[What to work on]
With pictures removed, output every record below exactly as written.
======== Source information ========
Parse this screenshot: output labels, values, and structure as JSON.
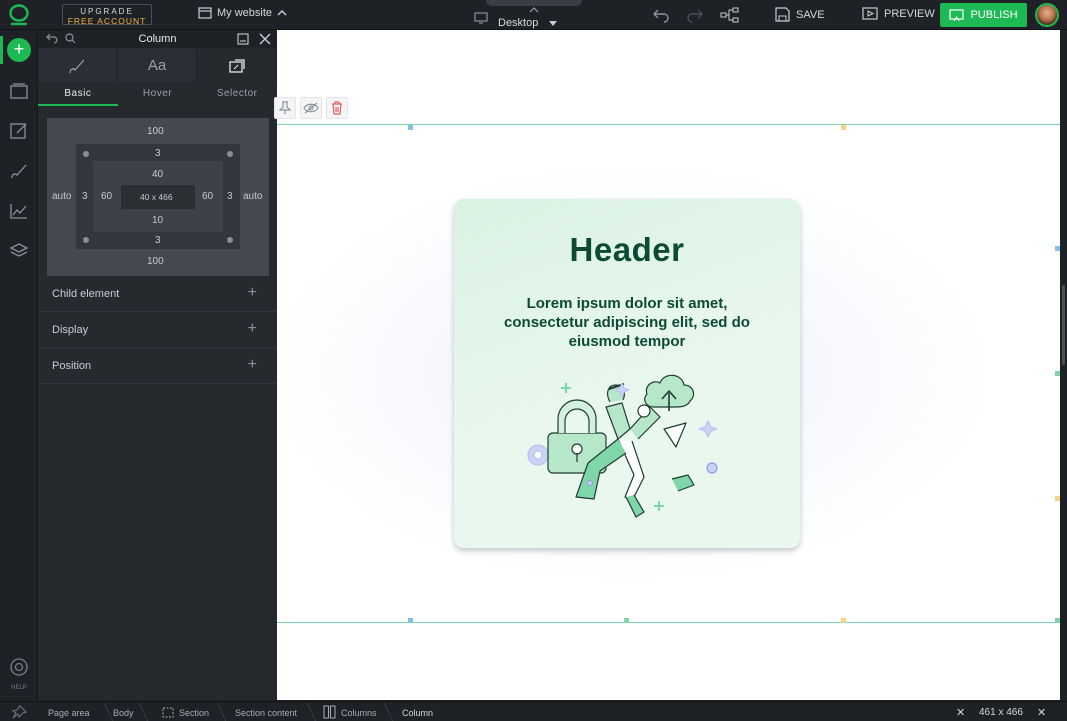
{
  "topbar": {
    "upgrade_line1": "UPGRADE",
    "upgrade_line2": "FREE ACCOUNT",
    "site_name": "My website",
    "device": "Desktop",
    "save_label": "SAVE",
    "preview_label": "PREVIEW",
    "publish_label": "PUBLISH"
  },
  "rail": {
    "add_label": "+",
    "help_label": "HELP"
  },
  "panel": {
    "title": "Column",
    "icon_tab_typography": "Aa",
    "subtabs": [
      "Basic",
      "Hover",
      "Selector"
    ],
    "box": {
      "margin_top": "100",
      "margin_bottom": "100",
      "margin_left": "auto",
      "margin_right": "auto",
      "border_top": "3",
      "border_bottom": "3",
      "border_left": "3",
      "border_right": "3",
      "padding_top": "40",
      "padding_bottom": "10",
      "padding_left": "60",
      "padding_right": "60",
      "size": "40 x 466"
    },
    "sections": [
      "Child element",
      "Display",
      "Position"
    ],
    "expand_symbol": "+"
  },
  "card": {
    "header": "Header",
    "body": "Lorem ipsum dolor sit amet, consectetur adipiscing elit, sed do eiusmod tempor"
  },
  "statusbar": {
    "crumbs": [
      "Page area",
      "Body",
      "Section",
      "Section content",
      "Columns",
      "Column"
    ],
    "close_symbol": "✕",
    "dimensions": "461 x 466"
  },
  "colors": {
    "accent": "#1db954",
    "upgrade_text": "#f2b43c",
    "card_text": "#0c4a36",
    "section_border": "#7fd6a9"
  }
}
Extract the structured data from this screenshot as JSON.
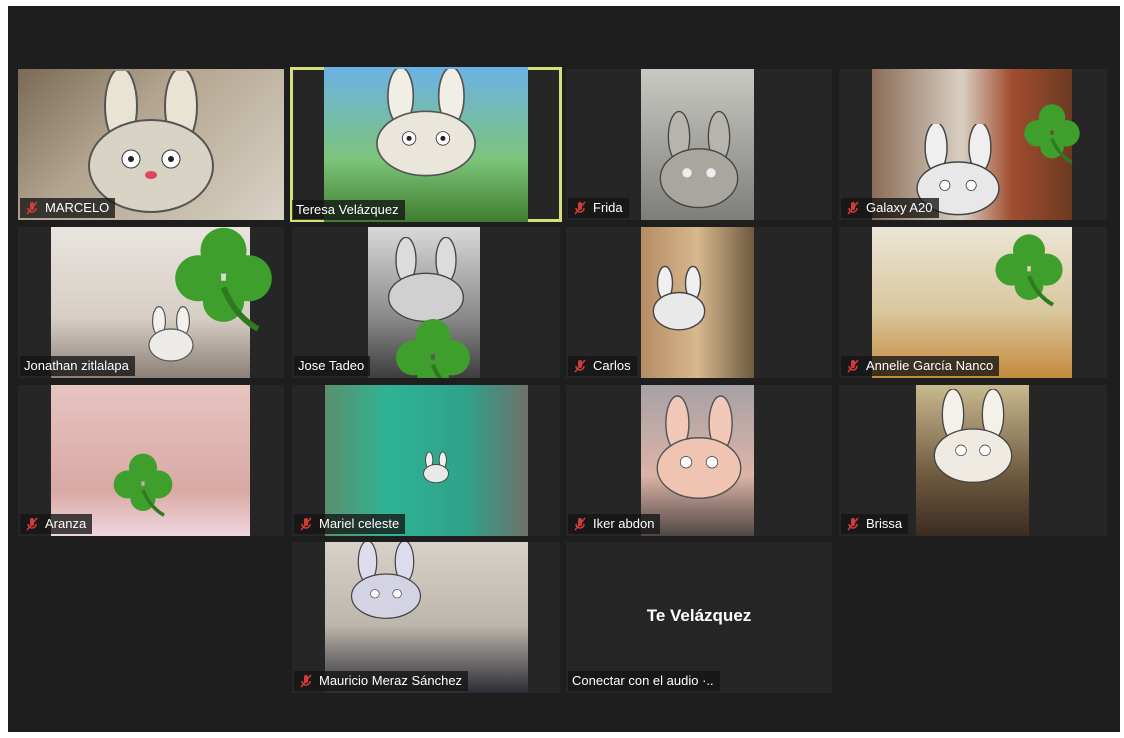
{
  "colors": {
    "background": "#1e1e1e",
    "tile": "#262626",
    "active_border": "#d6df7a",
    "mute_red": "#d23b3b",
    "clover": "#3f9f2c"
  },
  "participants": [
    {
      "name": "MARCELO",
      "muted": true
    },
    {
      "name": "Teresa Velázquez",
      "muted": false,
      "active_speaker": true
    },
    {
      "name": "Frida",
      "muted": true
    },
    {
      "name": "Galaxy A20",
      "muted": true
    },
    {
      "name": "Jonathan zitlalapa",
      "muted": false
    },
    {
      "name": "Jose Tadeo",
      "muted": false
    },
    {
      "name": "Carlos",
      "muted": true
    },
    {
      "name": "Annelie García Nanco",
      "muted": true
    },
    {
      "name": "Aranza",
      "muted": true
    },
    {
      "name": "Mariel celeste",
      "muted": true
    },
    {
      "name": "Iker abdon",
      "muted": true
    },
    {
      "name": "Brissa",
      "muted": true
    },
    {
      "name": "Mauricio Meraz Sánchez",
      "muted": true
    }
  ],
  "audio_only": {
    "name": "Te Velázquez",
    "status": "Conectar con el audio ·.."
  },
  "icons": {
    "mute": "microphone-muted-icon",
    "sticker": "clover-icon"
  }
}
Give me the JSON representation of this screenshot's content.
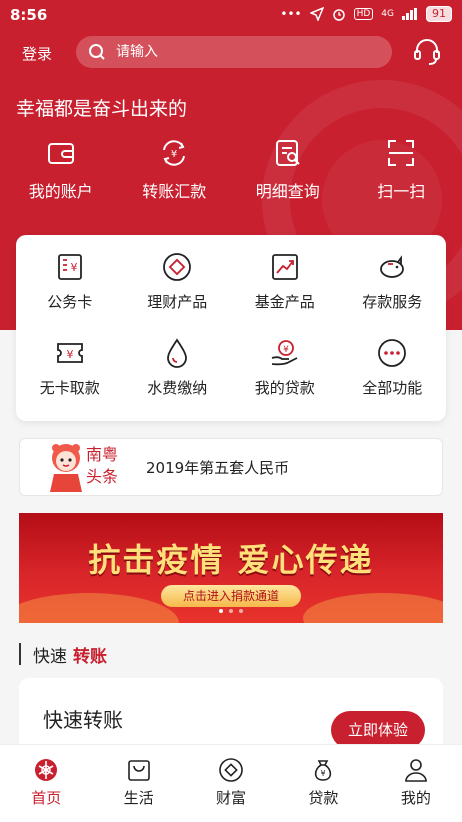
{
  "status": {
    "time": "8:56",
    "icons": "••• ",
    "net": "4G",
    "hd": "HD",
    "battery": "91"
  },
  "header": {
    "login": "登录",
    "search_placeholder": "请输入",
    "slogan": "幸福都是奋斗出来的"
  },
  "quick_actions": [
    {
      "label": "我的账户",
      "icon": "wallet-icon"
    },
    {
      "label": "转账汇款",
      "icon": "transfer-yen-icon"
    },
    {
      "label": "明细查询",
      "icon": "statement-search-icon"
    },
    {
      "label": "扫一扫",
      "icon": "scan-icon"
    }
  ],
  "services": [
    {
      "label": "公务卡",
      "icon": "official-card-icon"
    },
    {
      "label": "理财产品",
      "icon": "finance-product-icon"
    },
    {
      "label": "基金产品",
      "icon": "fund-chart-icon"
    },
    {
      "label": "存款服务",
      "icon": "piggy-bank-icon"
    },
    {
      "label": "无卡取款",
      "icon": "cardless-withdraw-icon"
    },
    {
      "label": "水费缴纳",
      "icon": "water-drop-icon"
    },
    {
      "label": "我的贷款",
      "icon": "loan-hand-icon"
    },
    {
      "label": "全部功能",
      "icon": "more-dots-icon"
    }
  ],
  "news": {
    "brand_line1": "南粤",
    "brand_line2": "头条",
    "headline": "2019年第五套人民币"
  },
  "banner": {
    "title": "抗击疫情 爱心传递",
    "button": "点击进入捐款通道"
  },
  "section": {
    "title_plain": "快速",
    "title_accent": "转账"
  },
  "transfer_card": {
    "title": "快速转账",
    "subtitle": "",
    "button": "立即体验"
  },
  "tabs": [
    {
      "label": "首页",
      "icon": "home-emblem-icon",
      "active": true
    },
    {
      "label": "生活",
      "icon": "shopping-bag-icon"
    },
    {
      "label": "财富",
      "icon": "wealth-icon"
    },
    {
      "label": "贷款",
      "icon": "loan-bag-icon"
    },
    {
      "label": "我的",
      "icon": "user-icon"
    }
  ],
  "colors": {
    "brand": "#c8202f",
    "accent_gold": "#ffe07a"
  }
}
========
[Exercise answer]
Parse this screenshot: output labels, values, and structure as JSON.
{
  "topbar": {
    "upgrade_line1": "UPGRADE",
    "upgrade_line2": "FREE ACCOUNT",
    "site_name": "My website",
    "device": "Desktop",
    "save_label": "SAVE",
    "preview_label": "PREVIEW",
    "publish_label": "PUBLISH"
  },
  "rail": {
    "add_label": "+",
    "help_label": "HELP"
  },
  "panel": {
    "title": "Column",
    "icon_tab_typography": "Aa",
    "subtabs": [
      "Basic",
      "Hover",
      "Selector"
    ],
    "box": {
      "margin_top": "100",
      "margin_bottom": "100",
      "margin_left": "auto",
      "margin_right": "auto",
      "border_top": "3",
      "border_bottom": "3",
      "border_left": "3",
      "border_right": "3",
      "padding_top": "40",
      "padding_bottom": "10",
      "padding_left": "60",
      "padding_right": "60",
      "size": "40 x 466"
    },
    "sections": [
      "Child element",
      "Display",
      "Position"
    ],
    "expand_symbol": "+"
  },
  "card": {
    "header": "Header",
    "body": "Lorem ipsum dolor sit amet, consectetur adipiscing elit, sed do eiusmod tempor"
  },
  "statusbar": {
    "crumbs": [
      "Page area",
      "Body",
      "Section",
      "Section content",
      "Columns",
      "Column"
    ],
    "close_symbol": "✕",
    "dimensions": "461 x 466"
  },
  "colors": {
    "accent": "#1db954",
    "upgrade_text": "#f2b43c",
    "card_text": "#0c4a36",
    "section_border": "#7fd6a9"
  }
}
Extract the structured data from this screenshot as JSON.
{
  "colors": {
    "background": "#1e1e1e",
    "tile": "#262626",
    "active_border": "#d6df7a",
    "mute_red": "#d23b3b",
    "clover": "#3f9f2c"
  },
  "participants": [
    {
      "name": "MARCELO",
      "muted": true
    },
    {
      "name": "Teresa Velázquez",
      "muted": false,
      "active_speaker": true
    },
    {
      "name": "Frida",
      "muted": true
    },
    {
      "name": "Galaxy A20",
      "muted": true
    },
    {
      "name": "Jonathan zitlalapa",
      "muted": false
    },
    {
      "name": "Jose Tadeo",
      "muted": false
    },
    {
      "name": "Carlos",
      "muted": true
    },
    {
      "name": "Annelie García Nanco",
      "muted": true
    },
    {
      "name": "Aranza",
      "muted": true
    },
    {
      "name": "Mariel celeste",
      "muted": true
    },
    {
      "name": "Iker abdon",
      "muted": true
    },
    {
      "name": "Brissa",
      "muted": true
    },
    {
      "name": "Mauricio Meraz Sánchez",
      "muted": true
    }
  ],
  "audio_only": {
    "name": "Te Velázquez",
    "status": "Conectar con el audio ·.."
  },
  "icons": {
    "mute": "microphone-muted-icon",
    "sticker": "clover-icon"
  }
}
Give me the JSON representation of this screenshot's content.
{
  "status": {
    "time": "8:56",
    "icons": "••• ",
    "net": "4G",
    "hd": "HD",
    "battery": "91"
  },
  "header": {
    "login": "登录",
    "search_placeholder": "请输入",
    "slogan": "幸福都是奋斗出来的"
  },
  "quick_actions": [
    {
      "label": "我的账户",
      "icon": "wallet-icon"
    },
    {
      "label": "转账汇款",
      "icon": "transfer-yen-icon"
    },
    {
      "label": "明细查询",
      "icon": "statement-search-icon"
    },
    {
      "label": "扫一扫",
      "icon": "scan-icon"
    }
  ],
  "services": [
    {
      "label": "公务卡",
      "icon": "official-card-icon"
    },
    {
      "label": "理财产品",
      "icon": "finance-product-icon"
    },
    {
      "label": "基金产品",
      "icon": "fund-chart-icon"
    },
    {
      "label": "存款服务",
      "icon": "piggy-bank-icon"
    },
    {
      "label": "无卡取款",
      "icon": "cardless-withdraw-icon"
    },
    {
      "label": "水费缴纳",
      "icon": "water-drop-icon"
    },
    {
      "label": "我的贷款",
      "icon": "loan-hand-icon"
    },
    {
      "label": "全部功能",
      "icon": "more-dots-icon"
    }
  ],
  "news": {
    "brand_line1": "南粤",
    "brand_line2": "头条",
    "headline": "2019年第五套人民币"
  },
  "banner": {
    "title": "抗击疫情 爱心传递",
    "button": "点击进入捐款通道"
  },
  "section": {
    "title_plain": "快速",
    "title_accent": "转账"
  },
  "transfer_card": {
    "title": "快速转账",
    "subtitle": "",
    "button": "立即体验"
  },
  "tabs": [
    {
      "label": "首页",
      "icon": "home-emblem-icon",
      "active": true
    },
    {
      "label": "生活",
      "icon": "shopping-bag-icon"
    },
    {
      "label": "财富",
      "icon": "wealth-icon"
    },
    {
      "label": "贷款",
      "icon": "loan-bag-icon"
    },
    {
      "label": "我的",
      "icon": "user-icon"
    }
  ],
  "colors": {
    "brand": "#c8202f",
    "accent_gold": "#ffe07a"
  }
}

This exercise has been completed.